Exercise. Consider the data that follows and state how many lines contain the string "프로그램", using the number alone.

Stored records:
▬▬▬▬▬▬▬▬▬▬

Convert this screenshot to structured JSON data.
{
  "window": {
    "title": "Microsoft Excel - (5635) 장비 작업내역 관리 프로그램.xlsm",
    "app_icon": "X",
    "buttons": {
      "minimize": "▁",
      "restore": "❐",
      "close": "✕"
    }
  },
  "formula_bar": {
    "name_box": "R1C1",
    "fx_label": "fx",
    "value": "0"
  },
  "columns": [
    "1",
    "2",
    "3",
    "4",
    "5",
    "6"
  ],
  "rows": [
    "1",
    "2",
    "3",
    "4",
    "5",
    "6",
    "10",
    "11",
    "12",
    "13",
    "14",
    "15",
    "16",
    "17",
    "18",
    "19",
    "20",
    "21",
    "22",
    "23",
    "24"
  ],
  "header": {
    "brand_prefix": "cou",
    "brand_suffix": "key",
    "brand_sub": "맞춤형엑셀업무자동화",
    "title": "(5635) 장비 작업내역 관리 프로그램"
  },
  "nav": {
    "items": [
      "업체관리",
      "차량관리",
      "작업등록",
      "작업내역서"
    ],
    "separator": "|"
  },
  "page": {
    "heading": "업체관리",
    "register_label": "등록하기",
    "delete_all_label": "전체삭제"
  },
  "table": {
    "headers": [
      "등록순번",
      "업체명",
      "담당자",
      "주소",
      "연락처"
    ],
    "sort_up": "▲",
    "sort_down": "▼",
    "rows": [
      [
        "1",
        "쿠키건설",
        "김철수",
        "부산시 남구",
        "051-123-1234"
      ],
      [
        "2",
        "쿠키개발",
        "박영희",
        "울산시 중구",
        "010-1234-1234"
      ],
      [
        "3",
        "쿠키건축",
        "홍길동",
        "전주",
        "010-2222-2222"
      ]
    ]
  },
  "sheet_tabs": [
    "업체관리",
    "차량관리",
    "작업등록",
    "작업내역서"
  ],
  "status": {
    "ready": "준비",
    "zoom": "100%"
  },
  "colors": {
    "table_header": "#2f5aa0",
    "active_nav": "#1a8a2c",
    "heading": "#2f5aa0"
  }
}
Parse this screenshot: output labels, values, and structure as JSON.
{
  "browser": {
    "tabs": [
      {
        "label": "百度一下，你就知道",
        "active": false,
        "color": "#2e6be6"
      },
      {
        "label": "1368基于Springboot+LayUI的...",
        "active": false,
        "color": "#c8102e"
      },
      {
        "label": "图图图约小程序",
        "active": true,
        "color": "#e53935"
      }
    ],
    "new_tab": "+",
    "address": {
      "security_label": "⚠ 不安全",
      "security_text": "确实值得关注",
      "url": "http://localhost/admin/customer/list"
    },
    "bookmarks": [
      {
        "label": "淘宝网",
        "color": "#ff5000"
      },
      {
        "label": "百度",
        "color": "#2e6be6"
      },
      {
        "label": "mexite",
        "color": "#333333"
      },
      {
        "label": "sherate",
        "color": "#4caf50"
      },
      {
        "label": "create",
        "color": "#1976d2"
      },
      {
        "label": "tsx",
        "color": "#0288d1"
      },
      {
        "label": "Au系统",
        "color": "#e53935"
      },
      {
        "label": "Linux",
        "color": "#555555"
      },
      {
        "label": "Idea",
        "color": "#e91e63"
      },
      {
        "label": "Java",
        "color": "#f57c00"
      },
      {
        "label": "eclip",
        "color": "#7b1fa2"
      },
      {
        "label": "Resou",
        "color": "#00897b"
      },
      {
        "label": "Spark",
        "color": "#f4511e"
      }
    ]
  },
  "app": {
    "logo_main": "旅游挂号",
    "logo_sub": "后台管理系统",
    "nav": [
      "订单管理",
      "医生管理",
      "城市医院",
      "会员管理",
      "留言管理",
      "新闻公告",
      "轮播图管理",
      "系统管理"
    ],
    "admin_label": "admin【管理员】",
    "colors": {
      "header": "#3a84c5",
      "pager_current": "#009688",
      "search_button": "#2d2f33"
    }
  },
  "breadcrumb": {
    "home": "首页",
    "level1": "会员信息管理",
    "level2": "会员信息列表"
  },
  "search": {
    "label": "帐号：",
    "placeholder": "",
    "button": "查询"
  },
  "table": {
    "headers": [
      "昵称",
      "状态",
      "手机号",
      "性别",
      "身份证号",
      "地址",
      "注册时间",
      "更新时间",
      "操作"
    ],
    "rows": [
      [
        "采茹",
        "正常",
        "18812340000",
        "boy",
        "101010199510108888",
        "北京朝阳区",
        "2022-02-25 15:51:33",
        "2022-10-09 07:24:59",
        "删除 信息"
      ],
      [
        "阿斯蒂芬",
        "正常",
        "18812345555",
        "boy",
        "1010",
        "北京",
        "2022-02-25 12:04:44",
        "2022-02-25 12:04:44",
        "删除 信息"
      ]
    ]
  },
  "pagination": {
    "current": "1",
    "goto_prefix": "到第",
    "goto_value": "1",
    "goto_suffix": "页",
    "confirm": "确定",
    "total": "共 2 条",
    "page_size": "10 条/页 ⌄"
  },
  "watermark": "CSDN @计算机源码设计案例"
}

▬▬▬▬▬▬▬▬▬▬

Response for this exercise. 2